TASK OBJECTIVE
Go through the records and give each one again exactly.

(Collected data)
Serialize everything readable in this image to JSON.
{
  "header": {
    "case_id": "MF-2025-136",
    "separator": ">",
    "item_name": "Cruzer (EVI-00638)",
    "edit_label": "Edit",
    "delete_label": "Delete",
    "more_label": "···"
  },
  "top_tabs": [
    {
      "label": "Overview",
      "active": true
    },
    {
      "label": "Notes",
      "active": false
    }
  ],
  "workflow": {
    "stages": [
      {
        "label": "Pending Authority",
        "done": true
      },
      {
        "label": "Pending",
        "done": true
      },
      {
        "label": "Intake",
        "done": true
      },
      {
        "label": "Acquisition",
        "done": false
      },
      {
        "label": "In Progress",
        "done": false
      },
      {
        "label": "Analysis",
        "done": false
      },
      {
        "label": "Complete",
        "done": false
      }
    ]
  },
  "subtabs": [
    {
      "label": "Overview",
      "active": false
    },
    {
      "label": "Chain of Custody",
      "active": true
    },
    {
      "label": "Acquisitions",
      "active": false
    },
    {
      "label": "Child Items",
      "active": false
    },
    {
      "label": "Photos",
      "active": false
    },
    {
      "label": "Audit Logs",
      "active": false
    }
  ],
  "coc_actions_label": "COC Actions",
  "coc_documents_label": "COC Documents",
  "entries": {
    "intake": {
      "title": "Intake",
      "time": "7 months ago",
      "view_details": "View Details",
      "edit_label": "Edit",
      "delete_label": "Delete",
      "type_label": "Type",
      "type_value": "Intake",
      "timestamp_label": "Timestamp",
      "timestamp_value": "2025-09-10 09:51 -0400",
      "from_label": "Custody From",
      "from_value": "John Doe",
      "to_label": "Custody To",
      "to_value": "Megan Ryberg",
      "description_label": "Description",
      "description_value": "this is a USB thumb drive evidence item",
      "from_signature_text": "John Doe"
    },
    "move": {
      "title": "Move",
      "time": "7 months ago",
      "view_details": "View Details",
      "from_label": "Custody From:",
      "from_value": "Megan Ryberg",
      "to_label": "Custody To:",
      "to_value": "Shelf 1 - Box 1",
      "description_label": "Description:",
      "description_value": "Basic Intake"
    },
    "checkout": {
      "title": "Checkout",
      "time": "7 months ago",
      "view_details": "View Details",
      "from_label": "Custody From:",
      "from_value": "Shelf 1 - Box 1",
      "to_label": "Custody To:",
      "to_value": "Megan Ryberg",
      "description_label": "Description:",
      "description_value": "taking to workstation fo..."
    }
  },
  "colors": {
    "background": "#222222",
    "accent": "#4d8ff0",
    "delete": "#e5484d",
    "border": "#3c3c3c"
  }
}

SOLUTION
Serialize everything readable in this image to JSON.
{
  "header": {
    "case_id": "MF-2025-136",
    "separator": ">",
    "item_name": "Cruzer (EVI-00638)",
    "edit_label": "Edit",
    "delete_label": "Delete",
    "more_label": "···"
  },
  "top_tabs": [
    {
      "label": "Overview",
      "active": true
    },
    {
      "label": "Notes",
      "active": false
    }
  ],
  "workflow": {
    "stages": [
      {
        "label": "Pending Authority",
        "done": true
      },
      {
        "label": "Pending",
        "done": true
      },
      {
        "label": "Intake",
        "done": true
      },
      {
        "label": "Acquisition",
        "done": false
      },
      {
        "label": "In Progress",
        "done": false
      },
      {
        "label": "Analysis",
        "done": false
      },
      {
        "label": "Complete",
        "done": false
      }
    ]
  },
  "subtabs": [
    {
      "label": "Overview",
      "active": false
    },
    {
      "label": "Chain of Custody",
      "active": true
    },
    {
      "label": "Acquisitions",
      "active": false
    },
    {
      "label": "Child Items",
      "active": false
    },
    {
      "label": "Photos",
      "active": false
    },
    {
      "label": "Audit Logs",
      "active": false
    }
  ],
  "coc_actions_label": "COC Actions",
  "coc_documents_label": "COC Documents",
  "entries": {
    "intake": {
      "title": "Intake",
      "time": "7 months ago",
      "view_details": "View Details",
      "edit_label": "Edit",
      "delete_label": "Delete",
      "type_label": "Type",
      "type_value": "Intake",
      "timestamp_label": "Timestamp",
      "timestamp_value": "2025-09-10 09:51 -0400",
      "from_label": "Custody From",
      "from_value": "John Doe",
      "to_label": "Custody To",
      "to_value": "Megan Ryberg",
      "description_label": "Description",
      "description_value": "this is a USB thumb drive evidence item",
      "from_signature_text": "John Doe"
    },
    "move": {
      "title": "Move",
      "time": "7 months ago",
      "view_details": "View Details",
      "from_label": "Custody From:",
      "from_value": "Megan Ryberg",
      "to_label": "Custody To:",
      "to_value": "Shelf 1 - Box 1",
      "description_label": "Description:",
      "description_value": "Basic Intake"
    },
    "checkout": {
      "title": "Checkout",
      "time": "7 months ago",
      "view_details": "View Details",
      "from_label": "Custody From:",
      "from_value": "Shelf 1 - Box 1",
      "to_label": "Custody To:",
      "to_value": "Megan Ryberg",
      "description_label": "Description:",
      "description_value": "taking to workstation fo..."
    }
  },
  "colors": {
    "background": "#222222",
    "accent": "#4d8ff0",
    "delete": "#e5484d",
    "border": "#3c3c3c"
  }
}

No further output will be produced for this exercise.